### Information supplied
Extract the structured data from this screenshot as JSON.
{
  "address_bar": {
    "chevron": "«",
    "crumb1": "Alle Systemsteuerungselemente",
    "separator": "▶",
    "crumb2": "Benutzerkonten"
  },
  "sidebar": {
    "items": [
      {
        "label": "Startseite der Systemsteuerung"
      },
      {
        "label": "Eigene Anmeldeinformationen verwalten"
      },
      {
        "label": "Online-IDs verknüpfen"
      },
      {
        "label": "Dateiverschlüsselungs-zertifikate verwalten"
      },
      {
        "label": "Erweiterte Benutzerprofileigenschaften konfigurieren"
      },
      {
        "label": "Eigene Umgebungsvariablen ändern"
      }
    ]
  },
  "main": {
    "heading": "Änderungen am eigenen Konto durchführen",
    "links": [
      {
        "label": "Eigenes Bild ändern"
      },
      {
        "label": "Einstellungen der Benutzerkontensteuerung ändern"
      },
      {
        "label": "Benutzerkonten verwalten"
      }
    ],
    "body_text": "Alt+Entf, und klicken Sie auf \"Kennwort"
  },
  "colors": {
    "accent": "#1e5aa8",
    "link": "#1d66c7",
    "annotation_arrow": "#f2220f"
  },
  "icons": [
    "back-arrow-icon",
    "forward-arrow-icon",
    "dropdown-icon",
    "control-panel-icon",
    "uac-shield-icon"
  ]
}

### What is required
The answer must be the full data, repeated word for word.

### Solution to the problem
Extract the structured data from this screenshot as JSON.
{
  "address_bar": {
    "chevron": "«",
    "crumb1": "Alle Systemsteuerungselemente",
    "separator": "▶",
    "crumb2": "Benutzerkonten"
  },
  "sidebar": {
    "items": [
      {
        "label": "Startseite der Systemsteuerung"
      },
      {
        "label": "Eigene Anmeldeinformationen verwalten"
      },
      {
        "label": "Online-IDs verknüpfen"
      },
      {
        "label": "Dateiverschlüsselungs-zertifikate verwalten"
      },
      {
        "label": "Erweiterte Benutzerprofileigenschaften konfigurieren"
      },
      {
        "label": "Eigene Umgebungsvariablen ändern"
      }
    ]
  },
  "main": {
    "heading": "Änderungen am eigenen Konto durchführen",
    "links": [
      {
        "label": "Eigenes Bild ändern"
      },
      {
        "label": "Einstellungen der Benutzerkontensteuerung ändern"
      },
      {
        "label": "Benutzerkonten verwalten"
      }
    ],
    "body_text": "Alt+Entf, und klicken Sie auf \"Kennwort"
  },
  "colors": {
    "accent": "#1e5aa8",
    "link": "#1d66c7",
    "annotation_arrow": "#f2220f"
  },
  "icons": [
    "back-arrow-icon",
    "forward-arrow-icon",
    "dropdown-icon",
    "control-panel-icon",
    "uac-shield-icon"
  ]
}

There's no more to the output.